According to a new study by GoDaddy and the Society of Independent Theatres, three quarters of independent theatres – those with fewer than 300 seats – say their ticket sales have still not returned to pre-Covid levels.
This comes as a major blow as most small theatres hope to generate around 25 per cent of their revenue for the year during this festive period.
Christmas sales are set to drop by around a third this year against pre-pandemic levels, with just 40 per cent of people expecting to support their local venue’s festive production, compared to 60 per cent who did so in 2019.
This has had a significant impact on revenues for independent theatres, with around £845m in lost ticket sales this year, compared to pre-pandemic levels. Three quarters (75 per cent) of venues say customers are buying fewer tickets, and four in five (88 per cent) are concerned for their long-term future.

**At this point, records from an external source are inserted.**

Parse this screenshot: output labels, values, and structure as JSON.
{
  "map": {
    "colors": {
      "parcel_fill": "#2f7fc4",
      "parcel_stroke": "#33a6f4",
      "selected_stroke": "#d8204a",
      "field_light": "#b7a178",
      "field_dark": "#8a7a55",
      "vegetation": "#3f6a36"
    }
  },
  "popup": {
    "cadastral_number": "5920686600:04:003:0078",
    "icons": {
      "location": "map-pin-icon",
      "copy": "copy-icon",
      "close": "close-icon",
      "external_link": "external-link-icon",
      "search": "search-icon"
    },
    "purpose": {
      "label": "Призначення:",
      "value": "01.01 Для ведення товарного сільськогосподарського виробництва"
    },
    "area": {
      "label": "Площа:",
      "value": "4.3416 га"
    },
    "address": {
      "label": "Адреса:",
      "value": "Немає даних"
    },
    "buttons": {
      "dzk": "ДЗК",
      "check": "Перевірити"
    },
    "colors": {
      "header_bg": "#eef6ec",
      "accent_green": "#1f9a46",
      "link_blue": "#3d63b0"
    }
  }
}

Three in five people say they have had to cut back on cultural activities due to the cost-of-living crisis.
“Arts venues were some of the hardest hit during Covid – among the first to close in lockdown and the last to re-open. Now the cost-of-living crisis has brought about new challenges,” Executive Director of Bristol Improv Theatre Luke Mallison.
“Against this backdrop, it’s vital for theatres such as ours to stand out online and maximise sales and donations through our website.”
The same story can be said for the live music space.
Founder and CEO of Music Venue Trust (MVT), a registered charity which acts to protect, secure and improve the country’s grassroots venues, Mark Davyd recently told City A.M. about the disastrous impact for live music.
Representing over 950 venues across the UK, Davyd warned that we are heading into a period of complete uncertainty for gigs as a result of the energy crisis and slowing consumer demand to spend money on live entertainment.
Davyd cited one unnamed MVT member who had seen their bills rise 1800 per cent after agreeing a new energy tariff – a story he said was not uncommon across the sector.
“The problem is that we are already in a high risk economic model with tight margins,” he told City A.M. “Ultimately there will have to be less shows as we head into the winter”.